Matevž Langus, whose 230th birthday will be celebrated on 9 September
this year, has repeatedly painted the image of St George. He included the city
patron on a fresco in the dome of the Ljubljana Cathedral. He leaned on the
Baroque illusionist proposal of Giulio Quaglio. Two more altar paintings in oil
have been preserved, pointing to two sources from which Langus drew
inspiration. The painter relied on an older Baroque template when he painted St
George in his fight with the dragon for the main altar of the parish church in
Šturje near Ajdovščina. He copied the influential work of Martino Altomonte
from the Ljubljana Church of the Teutonic Knights, which represents St George
on horseback in a dramatic skirmish with the dragon.
Six years younger Langus' painting of St George from the collection of
the National Gallery relies to a large extent on a painting by his contemporary
Philipp Veit (1793–1877). The Berlin master, who is considered one of the key
painters of the Nazarene movement, painted St George during his work in
Frankfurt in 1833, for the altar on the northern side chapel of the church of
St George in Bensheim. Veit's pencil drawing has been preserved, and the motif
was transferred to copperplate by Jiří Döbler (1788–1845) in 1837. Veit’s St
George is one of those Frankfurt paintings that contemporaries praised as simple, beautiful and pious. Veit's
version of George's triumphal-contemplative presentation shows the echoes of
Raphael's Renaissance art, while also drawing attention to another divine source for Nazarene German
painters, namely Albrecht Dürer.
Langus's painting of St George is much bigger than Veit's. Langus fully
summed up the saint’s posture, with his right leg raised next to the dragon,
leaning on a spear with a banner. Also, the gentle youthful face, George's
armour, outerwear, headgear, sabre and shield are carefully summarized
according to the German model. In the composition, the painter kept the king’s
daughter in prayer on the right, and added an angelic escort on highlighted
clouds above.
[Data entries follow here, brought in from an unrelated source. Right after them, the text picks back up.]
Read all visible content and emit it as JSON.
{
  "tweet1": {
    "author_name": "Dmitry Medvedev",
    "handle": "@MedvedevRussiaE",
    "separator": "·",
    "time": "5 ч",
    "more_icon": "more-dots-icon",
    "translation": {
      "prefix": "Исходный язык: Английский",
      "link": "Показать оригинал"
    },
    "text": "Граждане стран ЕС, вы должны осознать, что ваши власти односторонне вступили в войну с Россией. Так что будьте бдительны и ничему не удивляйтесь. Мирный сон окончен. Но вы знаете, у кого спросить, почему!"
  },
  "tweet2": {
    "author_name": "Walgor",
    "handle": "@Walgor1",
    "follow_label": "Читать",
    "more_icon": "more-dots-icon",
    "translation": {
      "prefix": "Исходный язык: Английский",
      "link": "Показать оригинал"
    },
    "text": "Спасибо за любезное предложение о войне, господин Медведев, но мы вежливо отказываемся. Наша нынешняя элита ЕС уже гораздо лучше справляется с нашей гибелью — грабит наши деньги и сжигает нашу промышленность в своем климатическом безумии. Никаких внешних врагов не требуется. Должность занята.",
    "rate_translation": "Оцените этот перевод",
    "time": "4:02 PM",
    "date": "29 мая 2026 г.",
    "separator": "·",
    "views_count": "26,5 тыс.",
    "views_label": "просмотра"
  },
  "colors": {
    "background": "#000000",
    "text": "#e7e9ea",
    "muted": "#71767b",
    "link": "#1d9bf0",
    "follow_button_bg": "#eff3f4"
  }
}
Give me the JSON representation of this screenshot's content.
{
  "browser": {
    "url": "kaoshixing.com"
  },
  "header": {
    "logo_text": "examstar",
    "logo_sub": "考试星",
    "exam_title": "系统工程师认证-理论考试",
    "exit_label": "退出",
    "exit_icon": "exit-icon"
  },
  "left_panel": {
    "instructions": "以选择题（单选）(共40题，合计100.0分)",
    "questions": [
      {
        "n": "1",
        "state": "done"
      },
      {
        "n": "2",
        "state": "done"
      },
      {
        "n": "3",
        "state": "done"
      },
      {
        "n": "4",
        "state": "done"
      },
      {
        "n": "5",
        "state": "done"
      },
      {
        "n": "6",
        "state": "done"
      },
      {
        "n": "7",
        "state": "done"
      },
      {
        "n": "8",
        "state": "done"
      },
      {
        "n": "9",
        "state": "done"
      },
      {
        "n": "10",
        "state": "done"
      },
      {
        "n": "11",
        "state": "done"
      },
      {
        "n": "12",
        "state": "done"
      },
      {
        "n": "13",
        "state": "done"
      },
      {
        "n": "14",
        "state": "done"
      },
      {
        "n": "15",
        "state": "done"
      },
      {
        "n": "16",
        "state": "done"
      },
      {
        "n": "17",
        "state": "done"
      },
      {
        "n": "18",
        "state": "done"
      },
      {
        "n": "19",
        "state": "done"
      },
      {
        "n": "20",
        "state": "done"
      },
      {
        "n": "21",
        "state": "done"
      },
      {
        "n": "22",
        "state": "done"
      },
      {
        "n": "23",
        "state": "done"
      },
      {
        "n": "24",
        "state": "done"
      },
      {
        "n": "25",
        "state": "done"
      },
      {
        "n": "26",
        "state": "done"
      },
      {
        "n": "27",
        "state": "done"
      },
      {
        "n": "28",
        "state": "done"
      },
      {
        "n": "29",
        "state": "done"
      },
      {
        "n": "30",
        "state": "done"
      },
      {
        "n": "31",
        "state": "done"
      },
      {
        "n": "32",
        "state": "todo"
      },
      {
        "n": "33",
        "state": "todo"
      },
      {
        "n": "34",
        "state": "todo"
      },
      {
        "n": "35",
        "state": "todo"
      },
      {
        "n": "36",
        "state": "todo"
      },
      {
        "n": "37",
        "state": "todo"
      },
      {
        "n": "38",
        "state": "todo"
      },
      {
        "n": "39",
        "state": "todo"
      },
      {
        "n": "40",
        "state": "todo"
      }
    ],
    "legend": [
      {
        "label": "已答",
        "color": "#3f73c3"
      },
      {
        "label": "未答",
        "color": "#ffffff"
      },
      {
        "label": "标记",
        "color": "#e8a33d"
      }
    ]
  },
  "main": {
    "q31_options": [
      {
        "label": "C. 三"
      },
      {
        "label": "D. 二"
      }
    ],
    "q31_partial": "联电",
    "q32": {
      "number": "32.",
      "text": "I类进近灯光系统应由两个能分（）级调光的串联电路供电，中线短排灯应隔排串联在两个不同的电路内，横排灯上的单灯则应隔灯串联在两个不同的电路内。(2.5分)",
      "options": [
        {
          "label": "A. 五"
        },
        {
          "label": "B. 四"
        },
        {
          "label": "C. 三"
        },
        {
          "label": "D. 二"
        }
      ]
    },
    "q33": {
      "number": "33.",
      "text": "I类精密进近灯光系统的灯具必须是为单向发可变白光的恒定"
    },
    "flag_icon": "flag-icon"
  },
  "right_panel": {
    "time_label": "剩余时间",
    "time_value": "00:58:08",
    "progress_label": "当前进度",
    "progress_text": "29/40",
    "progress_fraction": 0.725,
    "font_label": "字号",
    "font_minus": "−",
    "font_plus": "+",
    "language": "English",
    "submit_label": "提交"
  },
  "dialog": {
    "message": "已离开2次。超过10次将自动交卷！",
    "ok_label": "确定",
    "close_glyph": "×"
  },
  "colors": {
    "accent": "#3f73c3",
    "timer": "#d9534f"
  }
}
He changed and expanded the rocky landscape, adding a line of
earth to the foreground and a silhouette of the castle in the background.
Although the colour deviates from the pattern - the most striking change is
George's vibrant red dress - we can also recognize a characteristic Nazarene
colour palette in Langus' painting. Veit’s composition and the characteristic
colour are reinterpreted with slightly melancholic mood accents, which reflect
Langus' knowledge and use of modern Nazarene patterns.
In Langus's sketchbook we also find a sketch for a picture, most likely
drawn according to an extant print. The size and shape of Langus' painting
testify that it was an altarpiece. When purchasing the painting in 1988, the
National Gallery was unable to obtain more accurate information on provenance.
A tangible trace of the former owners of the painting was hidden in the notes
of France Stele, who in 1929 recorded seeing the Langus' painting of St George,
signed and dated 1854 in Wilsonia, Grimščice near Bled. Here, the painting was
still in the art collection of dr. Ivan Švegel in 1950. The connection between
the creation of the painting and the diplomat and politician, Baron Josef
Schwegel (1836–1914), who bought the Grimščice Manor in 1859 and was born in
Zgornje Gorje, where a new altar for the parish church of St George was made in
1853 and 1854, remains a tempting assumption.
Author: Kristina Preininger
Presentation, set to be today on Thursday, April 7, 2022, at 6 pm is canceled. New date is yet to be determined.